The Runner: A Study in Being
This is the first post in a series entitled “The Runner.” I will be releasing a new post in the series each week, reflecting on a different aspect of running or reflection to which running can lead us.
Why running? A couple months ago, I began running. Although I had run before, of course, I had never done so regularly. As the act of running grew to become part of my routine, despite inevitable ebb and flow, I was surprised and moved by all that this seemingly simple pursuit can do, not just for the body but for the mind and soul too. This series is written not only for people who run. It is not even only for people who exercise. It is just for people. Running reveals deep truths about the human person, truths that can be shared and experienced by runners and non-runners alike.
With this in mind, I’d like to move into the subject of my first post, which I have titled, “A Study in Being.” To me, this “being” is the profoundest truth of all in running, but it can easily be lost and buried beneath other well-meant intentions. Sometimes, while running, we focus only on the “doing.” This makes sense if you think about it. In this very post, I have referred at least once to running as an “act.” Thus it consists of us acting in a certain way; acting perhaps with a certain object in mind; responding to our world in an active rather than passive way. Going for a run is something that we can do or not do. No one could deny that running is an active thing to do; we label ourselves as “active” when we do it. But, I think it can be more than this. Running can also be a way of being.
When I run, I run on my own, without a companion in the form of another person or of music. So much of our lives we spend flitting from one thought to the next. We scroll through fragments on a screen; we listen to and watch many things; we feel ourselves torn from one direction to the next through an endless barrage of distractions; we fool ourselves that we are multitasking efficiently, when really we are only dividing our attention and self into small, separate pieces. The irony is that the things intended to connect us to our world, to keep us in the loop with a sort of “hyper-connectivity,” result instead in a disconnect. We exist immersed in the shifting fabric of reality, and yet we are outside of it.
Running offers us a unique opportunity, one that is certainly not limited to or accessible by the runner alone, but that I think unfolds as a beautiful gift to the runner. It is the gift of being. The gift is one we can claim at any time, in any circumstance, in the midst of any activity or “doing.” And yet I think that the experience of running can open us up to this gift, a gift we often fail to see or to recognize as good or necessary.
Sometimes while running, my mind would wander to its usual worries or to the string of things to do for that day. This was a choice I could and did make, one that came easily, as my mind was not otherwise occupied. However, as I ran further, my legs began to ache, my chest tightened, my breathing became more laborious. My thoughts were increasingly shifting from those little things, those endless and familiar fragments, to a desire to manage the pain, to reach my destination, to take one step after another, and then the next one after that.

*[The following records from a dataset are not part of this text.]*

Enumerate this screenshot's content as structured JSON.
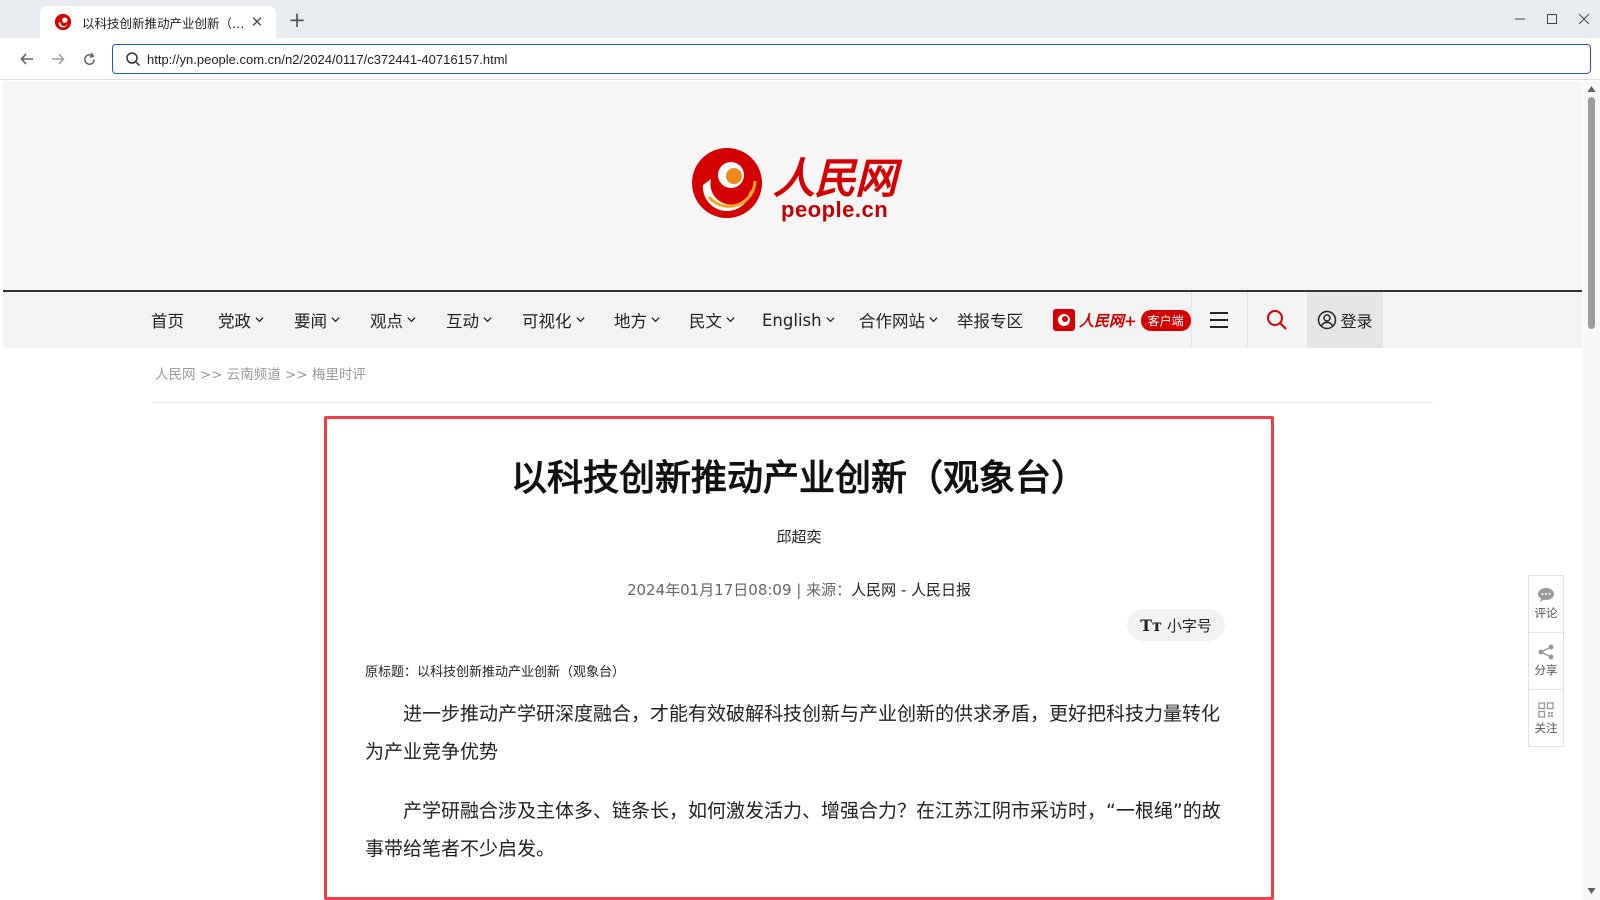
{
  "browser": {
    "tab_title": "以科技创新推动产业创新（观...",
    "url": "http://yn.people.com.cn/n2/2024/0117/c372441-40716157.html"
  },
  "site": {
    "logo_cn": "人民网",
    "logo_en": "people.cn",
    "brand_color": "#d40000"
  },
  "nav": {
    "items": [
      {
        "label": "首页",
        "dropdown": false
      },
      {
        "label": "党政",
        "dropdown": true
      },
      {
        "label": "要闻",
        "dropdown": true
      },
      {
        "label": "观点",
        "dropdown": true
      },
      {
        "label": "互动",
        "dropdown": true
      },
      {
        "label": "可视化",
        "dropdown": true
      },
      {
        "label": "地方",
        "dropdown": true
      },
      {
        "label": "民文",
        "dropdown": true
      },
      {
        "label": "English",
        "dropdown": true
      },
      {
        "label": "合作网站",
        "dropdown": true
      },
      {
        "label": "举报专区",
        "dropdown": false
      }
    ],
    "app_name": "人民网+",
    "app_pill": "客户端",
    "login": "登录"
  },
  "breadcrumb": {
    "parts": [
      "人民网",
      ">>",
      "云南频道",
      ">>",
      "梅里时评"
    ]
  },
  "article": {
    "title": "以科技创新推动产业创新（观象台）",
    "author": "邱超奕",
    "date": "2024年01月17日08:09",
    "sep": " | 来源：",
    "source": "人民网 - 人民日报",
    "font_toggle": "小字号",
    "font_toggle_icon": "Tт",
    "original_title": "原标题：以科技创新推动产业创新（观象台）",
    "paragraphs": [
      "进一步推动产学研深度融合，才能有效破解科技创新与产业创新的供求矛盾，更好把科技力量转化为产业竞争优势",
      "产学研融合涉及主体多、链条长，如何激发活力、增强合力？在江苏江阴市采访时，“一根绳”的故事带给笔者不少启发。"
    ]
  },
  "side_tools": {
    "comment": "评论",
    "share": "分享",
    "follow": "关注"
  }
}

In such a moment, I could channel my thoughts back to their previous bent, or I could listen to this voice, this steady rhythm of step after step after step. One step more and then the step after that. In turning my focus in this way, I suddenly found myself being. I was only in the moment and only in those steps and only in those immediate surroundings. And so instead of thinking of what I was doing, would do and had done, instead of splintering myself in pieces, my whole self resounded and rejoiced in each step.
When we enter fully into the present moment like this, we suddenly find ourselves in communion with the rest of creation, even in the smallest of ways, rather than being trapped or confined in our own individual sphere. To help achieve this kind of fullness of presence, we can look around and hone in on the details of what we see. We can give value to the little things around us, no matter where we are, and by doing this, value extends to all creation and invokes the divine presence within each created thing.
For example, as I ran, I tried to ground myself in the place exactly where I was. I looked at the green, light-stroked plants creeping over the neighbourhood fence, and at the winding cracks in the sidewalk beneath me; I listened to the rustling branches and the ocean-like roar of the cars as they went down the road; I felt the cool, refreshing breeze and breathed in the damp, rejuvenating air. The key is not only in seeing, hearing, touching and smelling. We do all of these things all the time, automatically, and our senses are frequently overburdened with information. No, what makes this experience a profound one of being is the looking, listening, feeling and breathing. There is a distinction between the two sets of terms. While the former implies thoughtless acts, the latter implies and indeed requires both thought and choice.
Running is not the only way we can give ourselves fully to the present moment, not by any stretch. But when we take those times of solitude, when we rest from the business, the pressure of doing, the noise of worldly voices, and our own clamouring thoughts, we discover new truth and new beauty. Being is no longer subjugated to doing, but takes its exalted and intended position, becoming a way of living in the world, possible no matter what the external circumstances may be.